My mum is going on holiday to the other side of the world. Alone. At the airport I hug her tight and fight inevitable tears as I say goodbye.
“Have a good time! Stay safe and remember to keep your bag close to you.”
“Yes Mummy.” Her smile is cheeky, her voice reassuring.
“And I love you.”
“Love you too.”
My heart is racing, irrational fear worming its way through my body. I want to say so much more than I love you. I want to tell Mum how I always needed her even if it appeared I didn’t, how I hoped I’d always been there for her the way she had been there for me.
Reason tells me I can’t blurt all that out. Mum deserves to have a joyful journey not have my anxiety as her travelling companion. So I stifle the fear and push away the words that might frighten her.
Then she is gone, the Customs queue sweeping her away from me. I stand there for a few moments, expecting one last smile or wave. Now the train waits, to take me back home. Alone.

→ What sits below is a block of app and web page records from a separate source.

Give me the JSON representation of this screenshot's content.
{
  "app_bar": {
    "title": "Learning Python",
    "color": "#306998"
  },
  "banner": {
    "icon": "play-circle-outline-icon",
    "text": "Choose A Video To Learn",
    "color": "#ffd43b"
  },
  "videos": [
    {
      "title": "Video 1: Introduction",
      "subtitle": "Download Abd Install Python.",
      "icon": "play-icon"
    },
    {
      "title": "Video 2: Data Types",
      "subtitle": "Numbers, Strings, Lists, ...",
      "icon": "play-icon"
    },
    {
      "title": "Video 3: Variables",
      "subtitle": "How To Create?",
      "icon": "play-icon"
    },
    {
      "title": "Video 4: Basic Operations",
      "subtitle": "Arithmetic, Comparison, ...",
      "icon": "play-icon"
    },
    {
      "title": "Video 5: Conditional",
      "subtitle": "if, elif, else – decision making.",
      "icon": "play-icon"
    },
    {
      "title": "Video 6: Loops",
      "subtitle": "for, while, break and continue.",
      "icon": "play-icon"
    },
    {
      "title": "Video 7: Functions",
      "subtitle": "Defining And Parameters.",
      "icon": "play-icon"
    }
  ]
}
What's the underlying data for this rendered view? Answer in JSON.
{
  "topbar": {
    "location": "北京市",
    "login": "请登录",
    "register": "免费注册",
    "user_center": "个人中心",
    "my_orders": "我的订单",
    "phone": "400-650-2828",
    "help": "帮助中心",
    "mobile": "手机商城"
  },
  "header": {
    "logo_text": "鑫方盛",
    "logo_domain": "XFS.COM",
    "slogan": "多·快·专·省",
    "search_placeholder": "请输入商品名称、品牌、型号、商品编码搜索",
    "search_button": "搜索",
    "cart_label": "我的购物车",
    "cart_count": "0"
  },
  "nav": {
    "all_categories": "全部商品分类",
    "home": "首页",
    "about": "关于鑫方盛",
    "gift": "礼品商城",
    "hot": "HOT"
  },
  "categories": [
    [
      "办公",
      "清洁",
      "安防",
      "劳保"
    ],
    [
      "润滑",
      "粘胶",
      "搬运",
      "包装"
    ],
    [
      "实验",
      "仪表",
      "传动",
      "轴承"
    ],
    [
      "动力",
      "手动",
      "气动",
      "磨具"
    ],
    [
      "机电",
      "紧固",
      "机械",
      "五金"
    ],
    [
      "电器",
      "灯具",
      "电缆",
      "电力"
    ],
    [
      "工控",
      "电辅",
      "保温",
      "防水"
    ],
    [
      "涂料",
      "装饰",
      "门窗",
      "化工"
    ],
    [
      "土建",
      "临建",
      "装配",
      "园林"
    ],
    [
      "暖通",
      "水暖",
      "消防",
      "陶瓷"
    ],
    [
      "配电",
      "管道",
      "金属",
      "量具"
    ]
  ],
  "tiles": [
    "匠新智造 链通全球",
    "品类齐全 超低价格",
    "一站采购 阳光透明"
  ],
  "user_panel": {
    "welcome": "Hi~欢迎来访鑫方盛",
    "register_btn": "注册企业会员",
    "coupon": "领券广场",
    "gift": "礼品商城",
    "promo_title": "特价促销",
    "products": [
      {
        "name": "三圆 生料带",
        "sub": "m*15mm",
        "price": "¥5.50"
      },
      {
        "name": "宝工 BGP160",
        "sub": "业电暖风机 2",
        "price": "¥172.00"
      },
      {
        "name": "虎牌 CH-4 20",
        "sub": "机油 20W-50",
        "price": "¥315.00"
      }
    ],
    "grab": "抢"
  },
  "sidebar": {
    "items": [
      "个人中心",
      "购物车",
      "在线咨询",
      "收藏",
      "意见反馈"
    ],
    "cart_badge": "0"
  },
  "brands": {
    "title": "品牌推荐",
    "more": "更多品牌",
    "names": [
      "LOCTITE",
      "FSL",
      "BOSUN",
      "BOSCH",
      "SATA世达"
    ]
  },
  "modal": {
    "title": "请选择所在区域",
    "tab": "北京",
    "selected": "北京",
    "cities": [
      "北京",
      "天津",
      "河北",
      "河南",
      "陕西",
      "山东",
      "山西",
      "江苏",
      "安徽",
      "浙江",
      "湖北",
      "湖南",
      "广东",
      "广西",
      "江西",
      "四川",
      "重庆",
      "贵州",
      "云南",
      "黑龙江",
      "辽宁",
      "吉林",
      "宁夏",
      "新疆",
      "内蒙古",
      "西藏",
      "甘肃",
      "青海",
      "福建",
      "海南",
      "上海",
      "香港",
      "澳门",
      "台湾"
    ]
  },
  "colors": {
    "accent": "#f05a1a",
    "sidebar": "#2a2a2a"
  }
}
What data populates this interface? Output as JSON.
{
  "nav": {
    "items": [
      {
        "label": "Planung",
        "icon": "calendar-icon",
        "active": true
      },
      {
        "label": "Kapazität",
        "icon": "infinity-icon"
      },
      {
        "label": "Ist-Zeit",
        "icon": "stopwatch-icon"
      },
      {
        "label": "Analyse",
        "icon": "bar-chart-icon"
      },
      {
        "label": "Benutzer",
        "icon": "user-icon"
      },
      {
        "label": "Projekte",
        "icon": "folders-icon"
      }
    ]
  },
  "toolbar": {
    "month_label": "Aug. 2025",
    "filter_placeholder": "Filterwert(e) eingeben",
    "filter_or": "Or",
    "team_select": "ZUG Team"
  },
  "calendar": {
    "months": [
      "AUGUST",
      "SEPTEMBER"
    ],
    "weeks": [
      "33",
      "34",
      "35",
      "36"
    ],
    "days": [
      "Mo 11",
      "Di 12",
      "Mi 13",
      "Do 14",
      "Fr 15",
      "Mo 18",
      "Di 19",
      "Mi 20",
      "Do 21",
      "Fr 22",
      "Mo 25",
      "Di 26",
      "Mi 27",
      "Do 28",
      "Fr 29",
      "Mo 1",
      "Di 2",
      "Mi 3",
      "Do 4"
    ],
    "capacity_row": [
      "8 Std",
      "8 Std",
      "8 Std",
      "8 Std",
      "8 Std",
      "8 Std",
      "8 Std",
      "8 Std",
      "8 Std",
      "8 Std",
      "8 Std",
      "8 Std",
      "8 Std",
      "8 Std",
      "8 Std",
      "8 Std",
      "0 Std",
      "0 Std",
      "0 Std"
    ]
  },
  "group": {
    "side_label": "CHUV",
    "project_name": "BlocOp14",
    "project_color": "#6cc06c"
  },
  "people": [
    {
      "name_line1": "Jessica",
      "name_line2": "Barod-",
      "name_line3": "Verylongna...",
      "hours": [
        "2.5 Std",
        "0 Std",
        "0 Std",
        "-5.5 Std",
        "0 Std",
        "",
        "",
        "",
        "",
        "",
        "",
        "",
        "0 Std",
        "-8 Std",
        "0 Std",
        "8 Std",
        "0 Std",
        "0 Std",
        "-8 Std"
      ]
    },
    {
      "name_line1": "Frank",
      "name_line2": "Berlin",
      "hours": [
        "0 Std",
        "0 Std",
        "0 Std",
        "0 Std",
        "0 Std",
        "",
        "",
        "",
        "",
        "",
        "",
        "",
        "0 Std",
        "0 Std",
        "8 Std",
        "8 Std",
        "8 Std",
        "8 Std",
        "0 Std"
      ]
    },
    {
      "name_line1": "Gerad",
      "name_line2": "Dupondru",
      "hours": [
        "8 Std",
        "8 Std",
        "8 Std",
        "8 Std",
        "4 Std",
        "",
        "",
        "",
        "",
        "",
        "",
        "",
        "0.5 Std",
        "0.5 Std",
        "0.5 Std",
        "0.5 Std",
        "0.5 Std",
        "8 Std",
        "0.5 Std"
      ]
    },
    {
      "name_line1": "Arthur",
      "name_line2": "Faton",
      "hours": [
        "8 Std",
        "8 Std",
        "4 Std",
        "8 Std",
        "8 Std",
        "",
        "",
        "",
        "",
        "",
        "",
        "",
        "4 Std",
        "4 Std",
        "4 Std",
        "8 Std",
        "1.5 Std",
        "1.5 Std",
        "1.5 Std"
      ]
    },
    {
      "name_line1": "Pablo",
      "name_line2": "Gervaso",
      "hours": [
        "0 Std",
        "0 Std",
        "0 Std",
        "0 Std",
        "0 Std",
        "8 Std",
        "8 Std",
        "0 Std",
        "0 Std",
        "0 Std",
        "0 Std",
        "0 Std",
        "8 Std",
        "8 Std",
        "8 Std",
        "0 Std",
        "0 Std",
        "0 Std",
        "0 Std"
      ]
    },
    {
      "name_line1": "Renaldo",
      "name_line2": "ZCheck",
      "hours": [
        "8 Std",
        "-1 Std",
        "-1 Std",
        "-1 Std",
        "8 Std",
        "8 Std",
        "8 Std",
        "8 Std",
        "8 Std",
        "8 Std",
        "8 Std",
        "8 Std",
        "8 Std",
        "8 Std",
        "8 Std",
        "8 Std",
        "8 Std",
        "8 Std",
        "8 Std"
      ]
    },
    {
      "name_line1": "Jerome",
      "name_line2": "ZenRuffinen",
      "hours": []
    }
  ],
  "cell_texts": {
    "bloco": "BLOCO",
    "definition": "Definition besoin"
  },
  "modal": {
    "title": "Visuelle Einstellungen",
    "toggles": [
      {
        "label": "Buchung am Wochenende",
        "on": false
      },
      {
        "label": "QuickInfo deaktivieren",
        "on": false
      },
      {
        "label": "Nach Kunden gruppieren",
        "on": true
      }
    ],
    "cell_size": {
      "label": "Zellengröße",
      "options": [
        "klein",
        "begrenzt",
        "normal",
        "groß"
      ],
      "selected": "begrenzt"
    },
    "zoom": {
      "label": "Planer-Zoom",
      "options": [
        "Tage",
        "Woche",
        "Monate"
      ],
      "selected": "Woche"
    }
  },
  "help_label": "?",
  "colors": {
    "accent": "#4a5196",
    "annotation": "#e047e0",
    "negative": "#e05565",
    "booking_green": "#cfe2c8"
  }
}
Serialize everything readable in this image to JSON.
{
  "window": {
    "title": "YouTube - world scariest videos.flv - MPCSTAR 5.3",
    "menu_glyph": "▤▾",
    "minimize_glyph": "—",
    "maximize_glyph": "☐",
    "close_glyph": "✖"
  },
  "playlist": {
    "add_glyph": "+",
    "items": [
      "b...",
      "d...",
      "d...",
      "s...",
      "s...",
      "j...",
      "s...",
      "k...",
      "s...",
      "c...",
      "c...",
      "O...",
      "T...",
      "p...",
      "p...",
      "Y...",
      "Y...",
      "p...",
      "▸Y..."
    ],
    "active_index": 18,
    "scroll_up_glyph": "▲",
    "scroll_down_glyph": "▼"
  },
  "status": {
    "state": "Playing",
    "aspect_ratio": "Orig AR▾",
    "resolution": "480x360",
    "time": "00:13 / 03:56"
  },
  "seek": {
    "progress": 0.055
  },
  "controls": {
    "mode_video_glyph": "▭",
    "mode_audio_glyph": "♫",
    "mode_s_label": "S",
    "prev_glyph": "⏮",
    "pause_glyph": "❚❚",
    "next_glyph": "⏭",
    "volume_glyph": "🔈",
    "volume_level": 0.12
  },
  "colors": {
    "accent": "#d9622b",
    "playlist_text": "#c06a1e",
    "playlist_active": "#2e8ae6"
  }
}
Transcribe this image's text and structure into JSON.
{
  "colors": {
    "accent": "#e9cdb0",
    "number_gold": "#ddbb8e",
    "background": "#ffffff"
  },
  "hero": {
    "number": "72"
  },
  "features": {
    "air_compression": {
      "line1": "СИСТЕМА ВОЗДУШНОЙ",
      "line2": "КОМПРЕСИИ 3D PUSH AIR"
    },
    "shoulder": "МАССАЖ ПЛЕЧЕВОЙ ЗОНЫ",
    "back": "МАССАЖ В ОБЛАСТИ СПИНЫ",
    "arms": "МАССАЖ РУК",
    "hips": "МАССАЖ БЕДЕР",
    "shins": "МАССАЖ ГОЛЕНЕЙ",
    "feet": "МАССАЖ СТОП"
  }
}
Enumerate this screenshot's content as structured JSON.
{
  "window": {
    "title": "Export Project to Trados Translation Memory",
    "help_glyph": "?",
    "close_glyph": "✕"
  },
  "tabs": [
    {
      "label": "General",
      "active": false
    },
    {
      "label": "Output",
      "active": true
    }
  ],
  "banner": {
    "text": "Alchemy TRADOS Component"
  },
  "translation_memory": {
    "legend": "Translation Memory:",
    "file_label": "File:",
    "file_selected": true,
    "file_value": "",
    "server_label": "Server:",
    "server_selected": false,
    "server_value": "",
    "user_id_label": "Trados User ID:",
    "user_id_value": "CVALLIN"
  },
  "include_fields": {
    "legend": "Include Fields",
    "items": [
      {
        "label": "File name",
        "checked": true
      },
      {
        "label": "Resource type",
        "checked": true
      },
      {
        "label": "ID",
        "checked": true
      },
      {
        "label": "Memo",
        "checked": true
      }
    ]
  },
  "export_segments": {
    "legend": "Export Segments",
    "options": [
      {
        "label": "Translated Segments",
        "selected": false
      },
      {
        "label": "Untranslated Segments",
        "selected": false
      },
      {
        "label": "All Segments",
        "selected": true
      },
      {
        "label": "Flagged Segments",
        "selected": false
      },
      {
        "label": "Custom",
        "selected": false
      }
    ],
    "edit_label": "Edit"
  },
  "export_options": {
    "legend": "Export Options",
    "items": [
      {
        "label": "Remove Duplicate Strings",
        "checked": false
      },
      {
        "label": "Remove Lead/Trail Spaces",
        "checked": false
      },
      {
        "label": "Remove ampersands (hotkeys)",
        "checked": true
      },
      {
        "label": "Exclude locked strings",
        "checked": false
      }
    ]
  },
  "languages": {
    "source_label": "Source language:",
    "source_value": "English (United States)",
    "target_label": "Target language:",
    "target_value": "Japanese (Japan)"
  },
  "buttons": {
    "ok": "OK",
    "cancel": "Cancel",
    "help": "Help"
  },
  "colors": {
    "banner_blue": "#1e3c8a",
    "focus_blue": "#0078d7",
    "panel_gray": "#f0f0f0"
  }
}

Mum held my hand until I could stand on my own. She knew when it was the right time to let go, when to let me fall, when to wait for me to get back up again and find my way.
Through the years, Mum walked beside me and away from me, knowing how to let go without ever really letting go. Today it is my turn.
It is the end of the school day by the time the train begins to snake its way out of Central. At each stop children burst through the train doors, fighting over seats, their laughter and voices filling the carriages.
“Is it okay if we sit here?”
I look up to see three girls, their arms full of heavy bags.
They sit down, talking as if they have saved up all their words for now. I am reading a magazine but I can’t help eavesdropping on their animated conversation. I look up to steal a glance, to soak up their breathless energy.
One of the girls takes a phone out of the depths of her school bag.
“Can you pick me up from the train station in about twenty? We got out of school early.”
A woman starts to speak as the girl closes her phone and picks up the conversation from before. My heart tugs. I am catapulted back to my teenage days. Was I so dismissive? So blasé about the presence of Mum in my life? My heart tugs again. I know that I wasn’t.
I could have had a daughter like this girl. Quick to dismiss. Or a daughter like me. Quick to love.
I look again at these girls. I want to draw them to me, into my world now. I want them to know the love, the joy, the fear, the holding on, the letting go, how it travels through the years, from your Mum to you and back again.
This is the resolute nature of time. We can’t go back. We can’t go forward. And yet time circles around us, so we learn what it is that ties us to the people we love, so we learn how to give back what we have been given.
A short time later, the train is empty. I hear my phone beep. It’s Mum. Her plane is delayed. She isn’t on her way to the other side of the world just yet. Time gives me time before I need to let go.